“Access to Brainerd Lake is not permitted during the ongoing lake dredging project,” reads the alert. “The site is considered an active construction area at all times. No unauthorized person should enter the lake bed or construction area for any reason.”
It was determined at a February Township Committee meeting that a $4 million bond ordinance would be used to fund the work. This includes bonds in the amount of $2.2 million, $1.6 million from a capital improvement fund and $200,000 from capital surplus.
After receiving seven bids from various contracting companies, the project was awarded to SumCo Eco-Contracting, headquartered in Peabody, Massachusetts during Cranbury’s May 24 Township Committee meeting.
The heavy site civil construction firm specializes in ecological construction and has served on hundreds of Eco improvement projects across the United States.
SumCo estimates there are 60,000 tons of sediment at the bottom of Brainerd Lake, approximately 20% of the lake.
The lake has not been dredged since the 1970’s, causing sediment accumulation at a level that threatens water quality, aquatic vegetation, and recreational activity.
Pre-dredging activities included removal of fish living in the lake. According to a frequently asked questions document from Van Cleef Engineering,”native fish species (such as trout) were relocated downstream to Mill Pond in Plainsboro Township, and invasive fish species (such as carp and koi) were humanely destroyed.”
After lowering the level of water in the lake, workers are now removing approximately 39,000 cubic yards of silt and sediment with excavators and trucks.
Van Cleef Engineering warns that those in the area “may notice an unpleasant odor due to exposure of dead algae and other decaying matter.”
“The odor intensity will also increase as dredging activities disturb and remove the underlying sediment layers.
The New Jersey Department of Environmental Protection regulations requires that the “lake lowering” work can only take place between September 15 through November 1.
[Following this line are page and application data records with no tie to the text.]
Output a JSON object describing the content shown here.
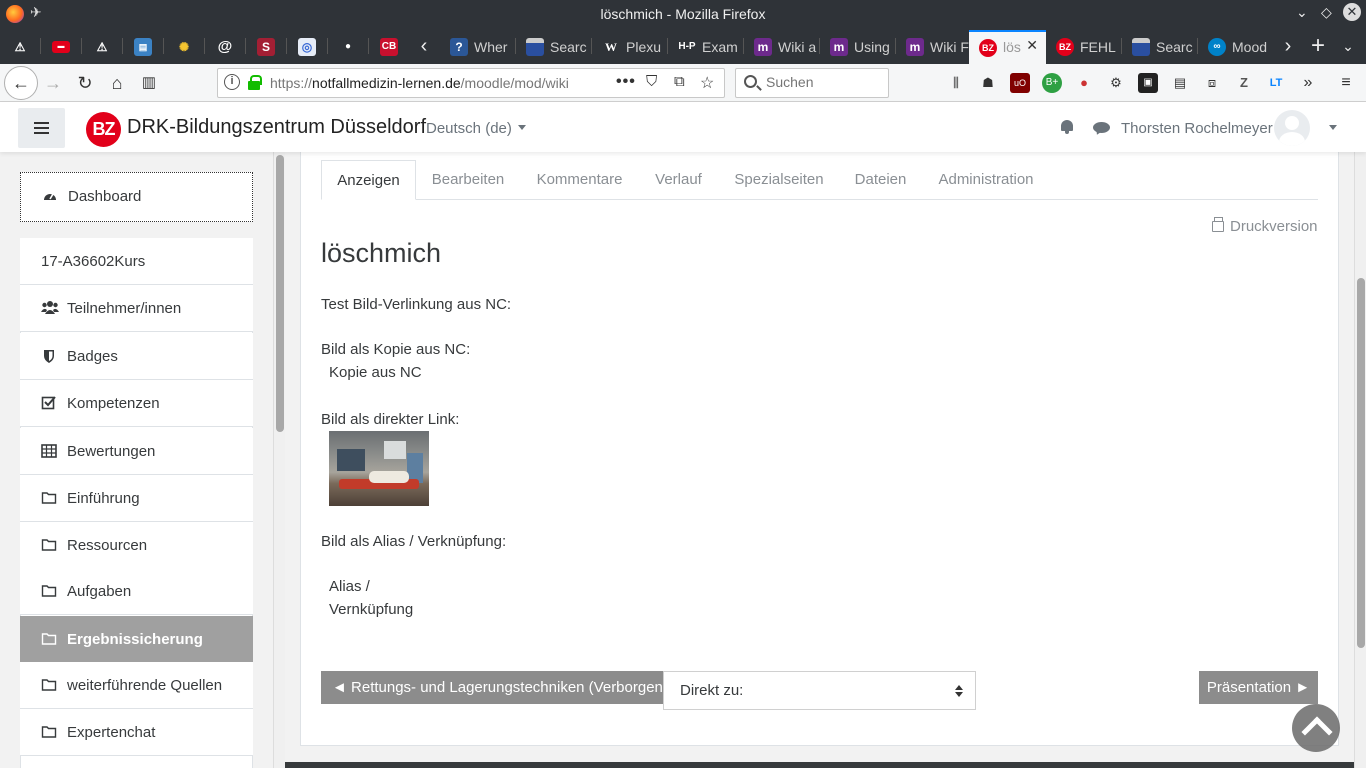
{
  "window": {
    "title": "löschmich - Mozilla Firefox"
  },
  "tabs": [
    {
      "label": "",
      "icon": "warning-icon",
      "color": "#ffffff"
    },
    {
      "label": "",
      "icon": "red-site-icon",
      "color": "#e2001a"
    },
    {
      "label": "",
      "icon": "warning-icon",
      "color": "#ffffff"
    },
    {
      "label": "",
      "icon": "card-icon",
      "color": "#3b82c4"
    },
    {
      "label": "",
      "icon": "sun-icon",
      "color": "#f4c430"
    },
    {
      "label": "",
      "icon": "at-icon",
      "color": "#ffffff"
    },
    {
      "label": "",
      "icon": "s-icon",
      "color": "#a31f34"
    },
    {
      "label": "",
      "icon": "globe-icon",
      "color": "#3b6bd6"
    },
    {
      "label": "",
      "icon": "dot-icon",
      "color": "#ffffff"
    },
    {
      "label": "",
      "icon": "cb-icon",
      "color": "#c8102e"
    },
    {
      "label": "Wher",
      "icon": "question-icon",
      "color": "#2b5797"
    },
    {
      "label": "Searc",
      "icon": "window-icon",
      "color": "#2a4fa0"
    },
    {
      "label": "Plexu",
      "icon": "wikipedia-icon",
      "color": "#ffffff"
    },
    {
      "label": "Exam",
      "icon": "h5p-icon",
      "color": "#ffffff"
    },
    {
      "label": "Wiki a",
      "icon": "moodle-m-icon",
      "color": "#6d2a8c"
    },
    {
      "label": "Using",
      "icon": "moodle-m-icon",
      "color": "#6d2a8c"
    },
    {
      "label": "Wiki F",
      "icon": "moodle-m-icon",
      "color": "#6d2a8c"
    },
    {
      "label": "lös",
      "icon": "bz-icon",
      "color": "#e2001a",
      "active": true
    },
    {
      "label": "FEHL",
      "icon": "bz-icon",
      "color": "#e2001a"
    },
    {
      "label": "Searc",
      "icon": "window-icon",
      "color": "#2a4fa0"
    },
    {
      "label": "Mood",
      "icon": "nextcloud-icon",
      "color": "#0082c9"
    }
  ],
  "toolbar": {
    "url_prefix": "https://",
    "url_domain": "notfallmedizin-lernen.de",
    "url_path": "/moodle/mod/wiki",
    "search_placeholder": "Suchen"
  },
  "site": {
    "logo_text": "BZ",
    "name": "DRK-Bildungszentrum Düsseldorf",
    "language": "Deutsch (de)",
    "user": "Thorsten Rochelmeyer",
    "brand_color": "#e2001a"
  },
  "drawer": {
    "dashboard": "Dashboard",
    "items": [
      {
        "label": "17-A36602Kurs",
        "icon": ""
      },
      {
        "label": "Teilnehmer/innen",
        "icon": "users-icon"
      },
      {
        "label": "Badges",
        "icon": "shield-icon"
      },
      {
        "label": "Kompetenzen",
        "icon": "checkbox-icon"
      },
      {
        "label": "Bewertungen",
        "icon": "table-icon"
      },
      {
        "label": "Einführung",
        "icon": "folder-icon"
      },
      {
        "label": "Ressourcen",
        "icon": "folder-icon"
      },
      {
        "label": "Aufgaben",
        "icon": "folder-icon"
      },
      {
        "label": "Ergebnissicherung",
        "icon": "folder-icon",
        "active": true
      },
      {
        "label": "weiterführende Quellen",
        "icon": "folder-icon"
      },
      {
        "label": "Expertenchat",
        "icon": "folder-icon"
      }
    ]
  },
  "wiki": {
    "tabs": [
      "Anzeigen",
      "Bearbeiten",
      "Kommentare",
      "Verlauf",
      "Spezialseiten",
      "Dateien",
      "Administration"
    ],
    "print_label": "Druckversion",
    "title": "löschmich",
    "lines": {
      "l1": "Test Bild-Verlinkung aus NC:",
      "l2": "Bild als Kopie aus NC:",
      "l3": "Kopie aus NC",
      "l4": "Bild als direkter Link:",
      "l5": "Bild als Alias / Verknüpfung:",
      "l6": "Alias /",
      "l7": "Vernküpfung"
    },
    "prev_button": "◄ Rettungs- und Lagerungstechniken (Verborgen)",
    "jump_label": "Direkt zu:",
    "next_button": "Präsentation ►"
  }
}
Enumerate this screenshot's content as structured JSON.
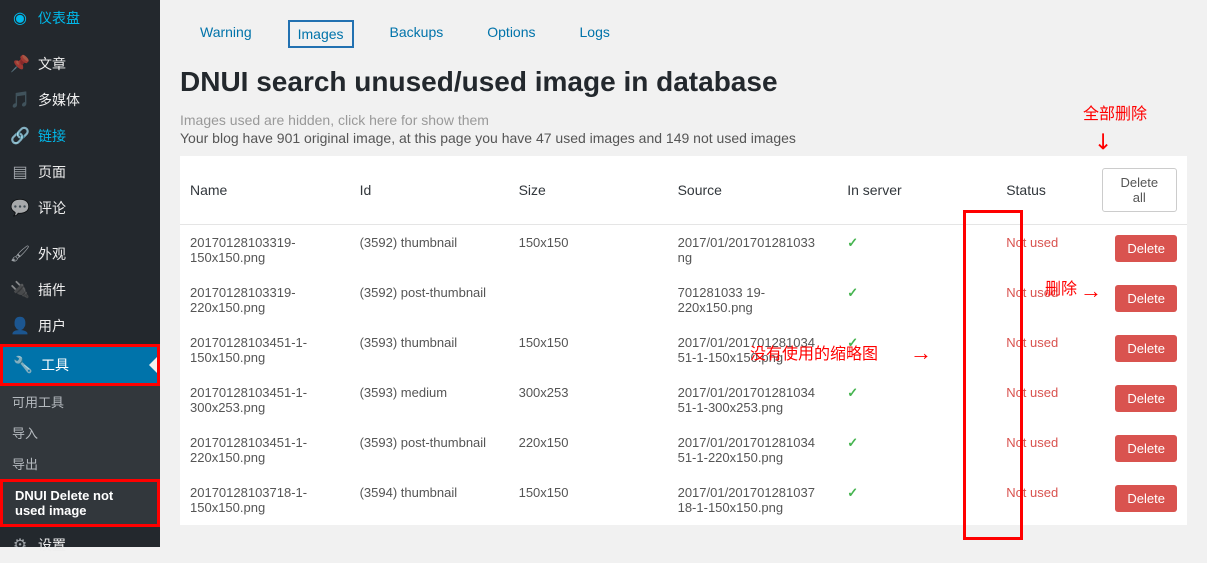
{
  "sidebar": {
    "items": [
      {
        "label": "仪表盘",
        "icon": "dashboard"
      },
      {
        "label": "文章",
        "icon": "pin"
      },
      {
        "label": "多媒体",
        "icon": "media"
      },
      {
        "label": "链接",
        "icon": "link"
      },
      {
        "label": "页面",
        "icon": "page"
      },
      {
        "label": "评论",
        "icon": "comment"
      },
      {
        "label": "外观",
        "icon": "brush"
      },
      {
        "label": "插件",
        "icon": "plug"
      },
      {
        "label": "用户",
        "icon": "user"
      },
      {
        "label": "工具",
        "icon": "wrench"
      },
      {
        "label": "设置",
        "icon": "settings"
      }
    ],
    "sub": {
      "available": "可用工具",
      "import": "导入",
      "export": "导出",
      "dnui": "DNUI Delete not used image"
    }
  },
  "tabs": {
    "warning": "Warning",
    "images": "Images",
    "backups": "Backups",
    "options": "Options",
    "logs": "Logs"
  },
  "page_title": "DNUI search unused/used image in database",
  "hint": "Images used are hidden, click here for show them",
  "stats": "Your blog have 901 original image, at this page you have 47 used images and 149 not used images",
  "table": {
    "headers": {
      "name": "Name",
      "id": "Id",
      "size": "Size",
      "source": "Source",
      "inserver": "In server",
      "status": "Status",
      "delete_all": "Delete all"
    },
    "rows": [
      {
        "name": "20170128103319-150x150.png",
        "id": "(3592) thumbnail",
        "size": "150x150",
        "source": "2017/01/201701281033 ng",
        "inserver": "✓",
        "status": "Not used",
        "action": "Delete"
      },
      {
        "name": "20170128103319-220x150.png",
        "id": "(3592) post-thumbnail",
        "size": "",
        "source": "701281033 19-220x150.png",
        "inserver": "✓",
        "status": "Not used",
        "action": "Delete"
      },
      {
        "name": "20170128103451-1-150x150.png",
        "id": "(3593) thumbnail",
        "size": "150x150",
        "source": "2017/01/201701281034 51-1-150x150.png",
        "inserver": "✓",
        "status": "Not used",
        "action": "Delete"
      },
      {
        "name": "20170128103451-1-300x253.png",
        "id": "(3593) medium",
        "size": "300x253",
        "source": "2017/01/201701281034 51-1-300x253.png",
        "inserver": "✓",
        "status": "Not used",
        "action": "Delete"
      },
      {
        "name": "20170128103451-1-220x150.png",
        "id": "(3593) post-thumbnail",
        "size": "220x150",
        "source": "2017/01/201701281034 51-1-220x150.png",
        "inserver": "✓",
        "status": "Not used",
        "action": "Delete"
      },
      {
        "name": "20170128103718-1-150x150.png",
        "id": "(3594) thumbnail",
        "size": "150x150",
        "source": "2017/01/201701281037 18-1-150x150.png",
        "inserver": "✓",
        "status": "Not used",
        "action": "Delete"
      }
    ]
  },
  "annotations": {
    "delete_all": "全部删除",
    "delete": "删除",
    "unused_thumb": "没有使用的缩略图"
  }
}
The engineering company’s timeline said that “water drawdown” began on October 8, and dredging was set to begin the week of October 18.
According to the timeline, construction is “expected to progress through late December 2021 or early January 2022.”